We will keep government spending under control, with a relentless focus on returning to surplus. Our long-term fiscal objective is to reduce net core Crown debt to 20 per cent of GDP by 2020. The belt tightening of the past six years also means we are in a position to increase investment on important services in a limited way. This new spending will be capped at $1 billion per year. This will enable us to keep encouraging the investment and enterprise needed to create new jobs and increase incomes. We will focus on rewarding New Zealanders’ hard work.

Improving education

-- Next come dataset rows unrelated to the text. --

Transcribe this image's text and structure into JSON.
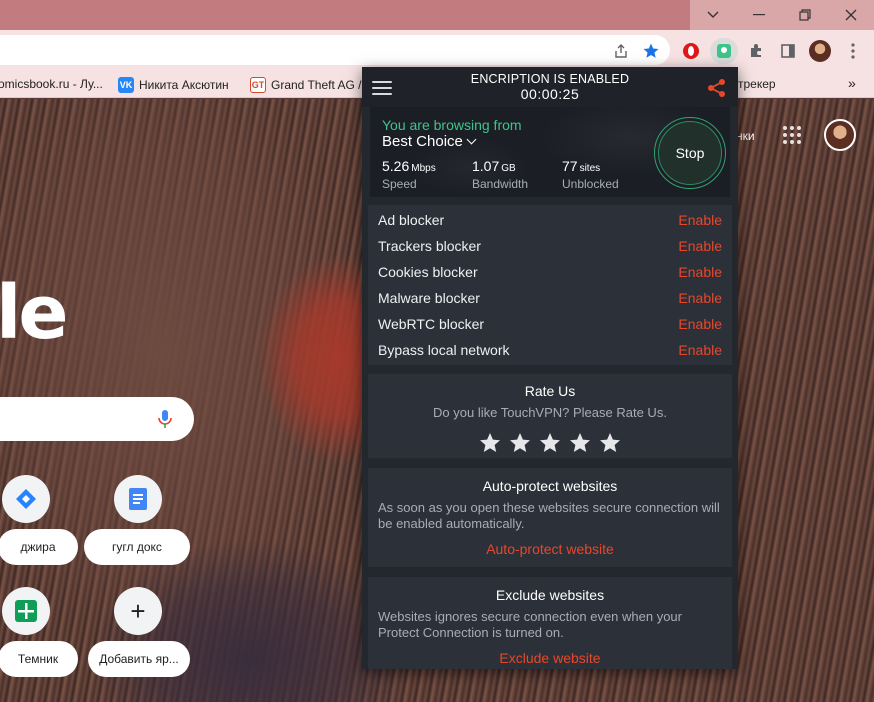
{
  "browser": {
    "window_controls": {
      "minimize": "—",
      "tabsearch": "⌄",
      "restore": "⧉",
      "close": "✕"
    },
    "toolbar_icons": [
      "share-icon",
      "star-icon",
      "opera-icon",
      "touchvpn-icon",
      "extensions-icon",
      "sidepanel-icon",
      "profile-avatar",
      "kebab-menu-icon"
    ],
    "bookmarks": [
      {
        "label": "omicsbook.ru - Лу...",
        "icon": "",
        "color": "#f6e2e2"
      },
      {
        "label": "Никита Аксютин",
        "icon": "VK",
        "color": "#2787f5"
      },
      {
        "label": "Grand Theft AG / ...",
        "icon": "GT",
        "color": "#d44a2a"
      },
      {
        "label": "трекер",
        "icon": "",
        "color": "#f6e2e2"
      }
    ],
    "bookmarks_more": "»"
  },
  "newtab": {
    "logo_fragment": "le",
    "side_text": "нки",
    "shortcuts": [
      {
        "label": "джира",
        "icon": "jira-icon"
      },
      {
        "label": "гугл докс",
        "icon": "google-docs-icon"
      },
      {
        "label": "Темник",
        "icon": "google-sheets-icon"
      },
      {
        "label": "Добавить яр...",
        "icon": "plus-icon",
        "glyph": "+"
      }
    ]
  },
  "vpn": {
    "header": {
      "title": "ENCRIPTION IS ENABLED",
      "timer": "00:00:25"
    },
    "status": {
      "browsing_from": "You are browsing from",
      "location": "Best Choice",
      "speed_value": "5.26",
      "speed_unit": "Mbps",
      "speed_label": "Speed",
      "bandwidth_value": "1.07",
      "bandwidth_unit": "GB",
      "bandwidth_label": "Bandwidth",
      "sites_value": "77",
      "sites_unit": "sites",
      "sites_label": "Unblocked",
      "stop_label": "Stop"
    },
    "blockers": [
      {
        "name": "Ad blocker",
        "action": "Enable"
      },
      {
        "name": "Trackers blocker",
        "action": "Enable"
      },
      {
        "name": "Cookies blocker",
        "action": "Enable"
      },
      {
        "name": "Malware blocker",
        "action": "Enable"
      },
      {
        "name": "WebRTC blocker",
        "action": "Enable"
      },
      {
        "name": "Bypass local network",
        "action": "Enable"
      }
    ],
    "rate": {
      "title": "Rate Us",
      "subtitle": "Do you like TouchVPN? Please Rate Us.",
      "stars": 5
    },
    "auto_protect": {
      "title": "Auto-protect websites",
      "description": "As soon as you open these websites secure connection will be enabled automatically.",
      "link": "Auto-protect website"
    },
    "exclude": {
      "title": "Exclude websites",
      "description": "Websites ignores secure connection even when your Protect Connection is turned on.",
      "link": "Exclude website"
    },
    "colors": {
      "accent_green": "#3ec48a",
      "accent_red": "#e8472a",
      "panel": "#23272e",
      "card": "#2c3139"
    }
  }
}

Education is the best way to lift people out of poverty and improve their future prospects. This term we will be implementing our $359 million education initiative to raise teaching quality and school leadership to deliver a better education to every student. This initiative will help to keep the best teachers in the classroom and means the most highly effective teachers will be encouraged and rewarded for sharing their skills with others in their profession.

We have also announced that we will invest up to $18 million a year over four years for 800,000 more teacher aide hours to support children who have conditions that affect their learning. This includes conditions such as dyslexia, ADHD and Asperger syndrome. These students don’t always meet the threshold for intensive special needs support under the current system, but we recognise they need assistance to learn and make the most of the opportunities they have at school. Our plan to boost teacher aide hours will see students who need more individual time given the help they need and our teachers feeling more supported. It's estimated about 4000 students will benefit from this initiative.

Improving housing affordability

Good quality housing and targeted support is important for the health and wellbeing of New Zealand families and communities. Housing remains an important issue, especially in Auckland, with land prices increasing faster than we would like them to. This is primarily due to a shortage of land being made available for development. One of the initiatives we have taken to slow escalating land prices is through Special Housing Areas. These SHAs are being used to increase the supply of land available for housing as well as fast tracking council consent processes.

Fixing the issue in the longer term will also mean making changes to the Resource Management Act. This Government is committed to introducing and passing a Resource Management Act reform package to provide more certainty, timeliness, and cost-effectiveness in resource allocation decisions. This will go hand in hand with our focus on freeing up more residential land, reducing compliance costs, improving sector productivity and facilitating competition in the building material market.

There is no single solution to housing affordability but a concerted effort across a range of areas will have an impact.